It has been nearly 20 years since Semisonic last came out with new music, the late and not nearly popular enough All About Chemistry. In listening to this EP, Semisonic sounds like they picked up right where they left off, making exactly the sort of new music that one would want to hear from them in 2020. If you’re a fan of Semisonic in 2020, this is the sort of music you wanted and that you now have available to you. Apparently for a long time singer/songwriter Dan Wilson just was unable to think of music that was suited to Semisonic until he started writing some material for a possible collaboration with Liam Gallagher that he realized the material would work for Semisonic, and it does. The five songs included here are not exactly nostalgic, for the most part, but they do sound as if the power pop trio picked up right where they left off, sounding fresh and invigorated with the yearning that one would expect from the group. While, in listening to this album, I didn’t hear another “Closing Time,” there are at least a couple of songs that would be right at home on contemporary alternative or AAA radio that deserve a fair hearing and a lot of appreciation. Let’s hope that we don’t have to wait another nineteen years before we get more new music from Semisonic; it’s been too long, guys.

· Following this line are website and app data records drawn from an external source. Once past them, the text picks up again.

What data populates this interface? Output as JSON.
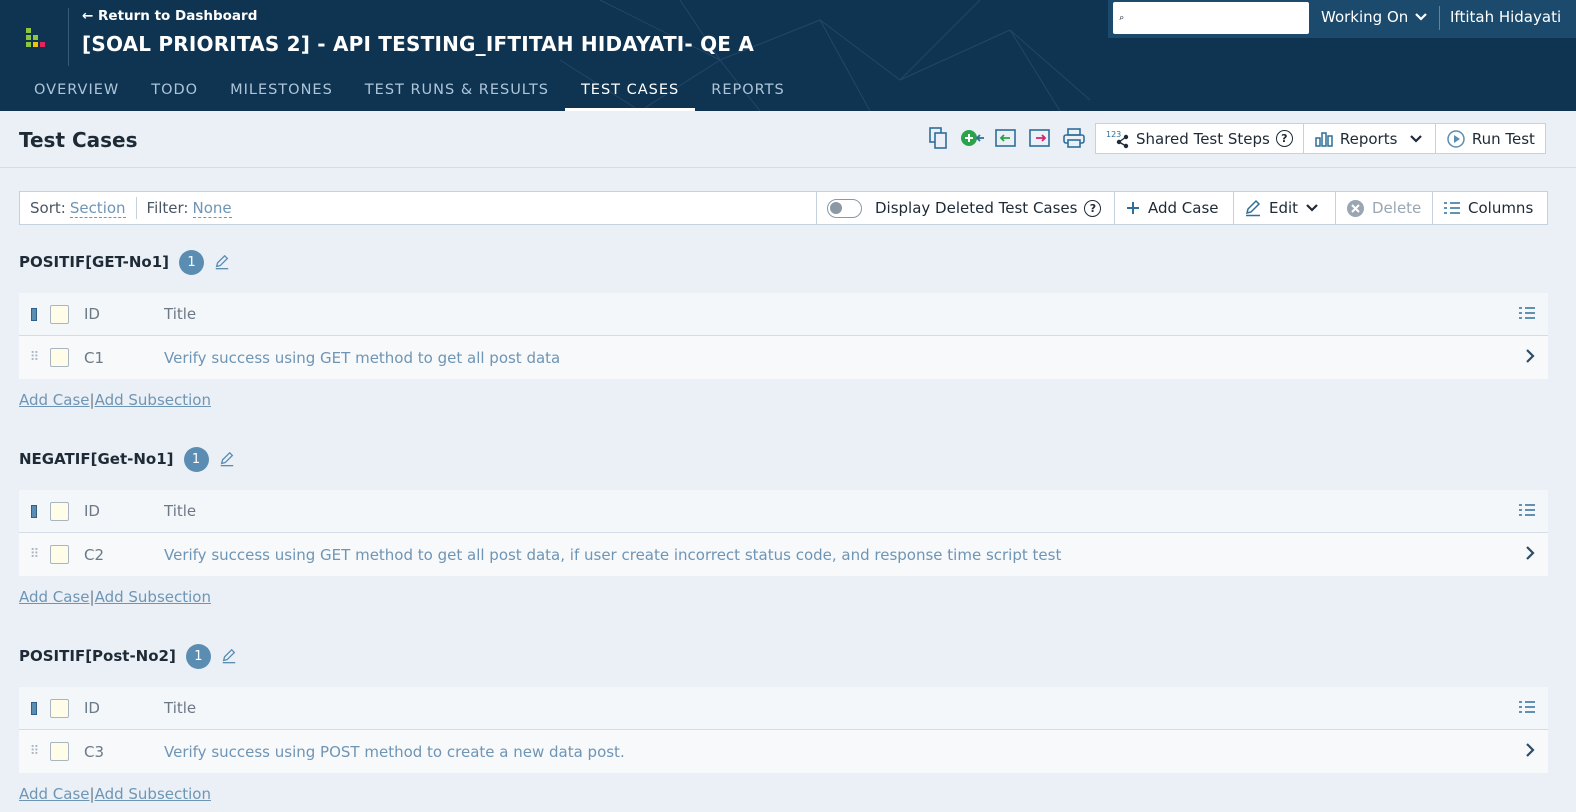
{
  "header": {
    "return_link": "← Return to Dashboard",
    "project_title": "[SOAL PRIORITAS 2] - API TESTING_IFTITAH HIDAYATI- QE A",
    "search_placeholder": "",
    "working_on": "Working On",
    "user": "Iftitah Hidayati",
    "tabs": [
      {
        "label": "OVERVIEW"
      },
      {
        "label": "TODO"
      },
      {
        "label": "MILESTONES"
      },
      {
        "label": "TEST RUNS & RESULTS"
      },
      {
        "label": "TEST CASES",
        "active": true
      },
      {
        "label": "REPORTS"
      }
    ]
  },
  "page": {
    "title": "Test Cases",
    "toolbar_icons": [
      "copy-icon",
      "add-bug-icon",
      "import-icon",
      "export-icon",
      "print-icon"
    ],
    "shared_steps_label": "Shared Test Steps",
    "reports_label": "Reports",
    "run_test_label": "Run Test"
  },
  "filterbar": {
    "sort_label": "Sort:",
    "sort_value": "Section",
    "filter_label": "Filter:",
    "filter_value": "None",
    "display_deleted": "Display Deleted Test Cases",
    "add_case": "Add Case",
    "edit": "Edit",
    "delete": "Delete",
    "columns": "Columns"
  },
  "grid_columns": {
    "id": "ID",
    "title": "Title"
  },
  "sections": [
    {
      "name": "POSITIF[GET-No1]",
      "count": "1",
      "case": {
        "id": "C1",
        "title": "Verify success using GET method to get all post data"
      }
    },
    {
      "name": "NEGATIF[Get-No1]",
      "count": "1",
      "case": {
        "id": "C2",
        "title": "Verify success using GET method to get all post data, if user create incorrect status code, and response time script test"
      }
    },
    {
      "name": "POSITIF[Post-No2]",
      "count": "1",
      "case": {
        "id": "C3",
        "title": "Verify success using POST method to create a new data post."
      }
    }
  ],
  "section_actions": {
    "add_case": "Add Case",
    "separator": "|",
    "add_subsection": "Add Subsection"
  },
  "colors": {
    "header_bg": "#0f3452",
    "accent": "#5b8db3",
    "link": "#6f95b5",
    "page_bg": "#eaf0f6"
  }
}
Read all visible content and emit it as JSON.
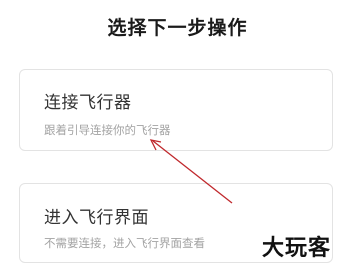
{
  "header": {
    "title": "选择下一步操作"
  },
  "options": [
    {
      "title": "连接飞行器",
      "description": "跟着引导连接你的飞行器"
    },
    {
      "title": "进入飞行界面",
      "description": "不需要连接，进入飞行界面查看"
    }
  ],
  "annotation": {
    "arrow_color": "#c0282c"
  },
  "watermark": {
    "text": "大玩客"
  }
}
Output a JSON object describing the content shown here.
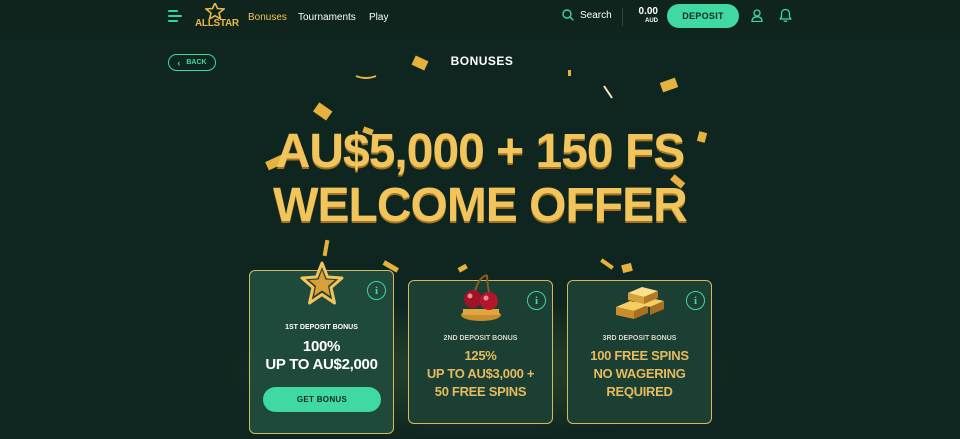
{
  "header": {
    "logo_text": "ALLSTAR",
    "nav": [
      {
        "label": "Bonuses",
        "active": true
      },
      {
        "label": "Tournaments",
        "active": false
      },
      {
        "label": "Play",
        "active": false
      }
    ],
    "search_label": "Search",
    "balance_amount": "0.00",
    "balance_currency": "AUD",
    "deposit_label": "DEPOSIT",
    "icons": [
      "menu-icon",
      "search-icon",
      "user-icon",
      "bell-icon"
    ]
  },
  "page": {
    "back_label": "BACK",
    "title": "BONUSES",
    "hero_line1": "AU$5,000 + 150 FS",
    "hero_line2": "WELCOME OFFER"
  },
  "cards": [
    {
      "label": "1ST DEPOSIT BONUS",
      "line1": "100%",
      "line2": "UP TO AU$2,000",
      "button": "GET BONUS",
      "art": "star"
    },
    {
      "label": "2ND DEPOSIT BONUS",
      "line1": "125%",
      "line2": "UP TO AU$3,000 +",
      "line3": "50 FREE SPINS",
      "art": "cherries"
    },
    {
      "label": "3RD DEPOSIT BONUS",
      "line1": "100 FREE SPINS",
      "line2": "NO WAGERING",
      "line3": "REQUIRED",
      "art": "gold-bars"
    }
  ],
  "colors": {
    "background": "#0f2620",
    "accent_green": "#3fd9a1",
    "gold": "#f2c45c",
    "active_nav": "#f4c15b",
    "card_border": "#d6b95c"
  }
}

Here is a track-by-track review:
You’re Not Alone: This driving song, featuring some excellent guitar and drum work and some singing that soars into falsetto from Wilson, provides a worldly wise but realistically optimistic approach to dark times. Although the group and I have quite different political worldviews, the song’s recognition that the world is wrong and there isn’t much that individual people can do about it can apply regardless of where you stand on particular political matters, as everyone can agree that the world is screwed up right now.

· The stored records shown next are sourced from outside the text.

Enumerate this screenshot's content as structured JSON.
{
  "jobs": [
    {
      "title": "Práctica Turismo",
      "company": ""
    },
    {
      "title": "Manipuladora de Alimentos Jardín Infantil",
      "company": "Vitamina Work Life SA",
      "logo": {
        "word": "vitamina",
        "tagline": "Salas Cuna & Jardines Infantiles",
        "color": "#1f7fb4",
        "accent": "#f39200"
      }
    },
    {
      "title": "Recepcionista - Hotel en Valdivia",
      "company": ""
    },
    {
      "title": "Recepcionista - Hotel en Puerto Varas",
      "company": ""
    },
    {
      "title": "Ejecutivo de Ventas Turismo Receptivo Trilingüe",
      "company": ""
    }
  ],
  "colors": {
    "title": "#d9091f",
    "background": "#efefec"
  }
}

All It Would Take: This driving, anthemic song is one of the standouts on this EP, as Wilson ponders about his optimism and his belief that the world inside and around him could change with very modest aims. This is the sort of empowerment anthem of optimism and hope that 2020 was looking for and needs.
Basement Tapes: The most obvious nostalgic song here, this particular number finds Wilson musing upon his youth and the fact that he hasn’t entirely moved on from the past, reflecting on his Minnesota roots and the sort of mixtapes that fascinated him from the days of “Singing In My Sleep,” if not before. Moving on is overrated anyway.

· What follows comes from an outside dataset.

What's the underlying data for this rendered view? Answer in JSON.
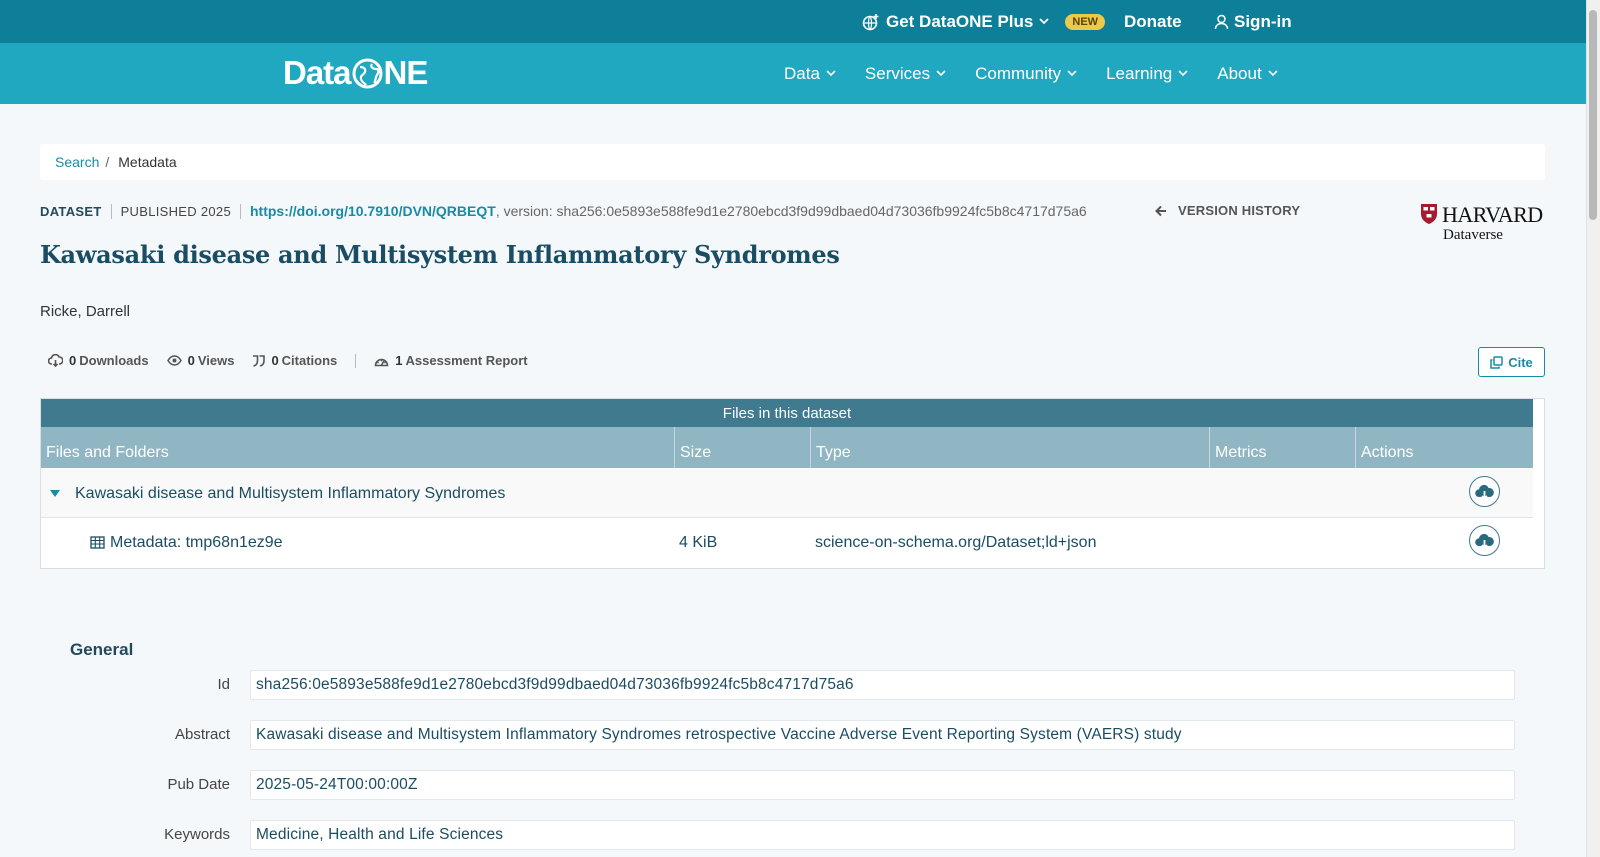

Don’t Make Up Your Mind: Another standout track from this EP, this song could also very easily be a hit single with its telling discussion of a relationship going wrong where the author yearns for a face-to-face discussion that might prevent things from going awry in the ambiguity of e-mails and other remote conversations. This is a song that is surprisingly timely in light of communication struggles and the social isolation most of us are experiencing right now.
Lightning: This is a somewhat nostalgic track that reflects the romantic yearning with a good degree of humor that we have come to expect in Semisonic releases, and it is something that would have worked very well in All About Chemistry or a soundtrack at about that time. It’s an enjoyable track nowadays too, of course.
Overall this is a solid EP. It’s a shame we didn’t get enough songs for a full album but this definitely whets the appetite for more Semisonic material, and let’s hope that Dan Wilson doesn’t have more writer’s block about songs that would fit for the group. It’s a pity that this wasn’t released on a major label and that there won’t be a push for any of these songs to chart or get played on the radio, but if you are a fan of Semisonic’s material and want to hear a natural progression of their sound to the present day, this is well worth the wait.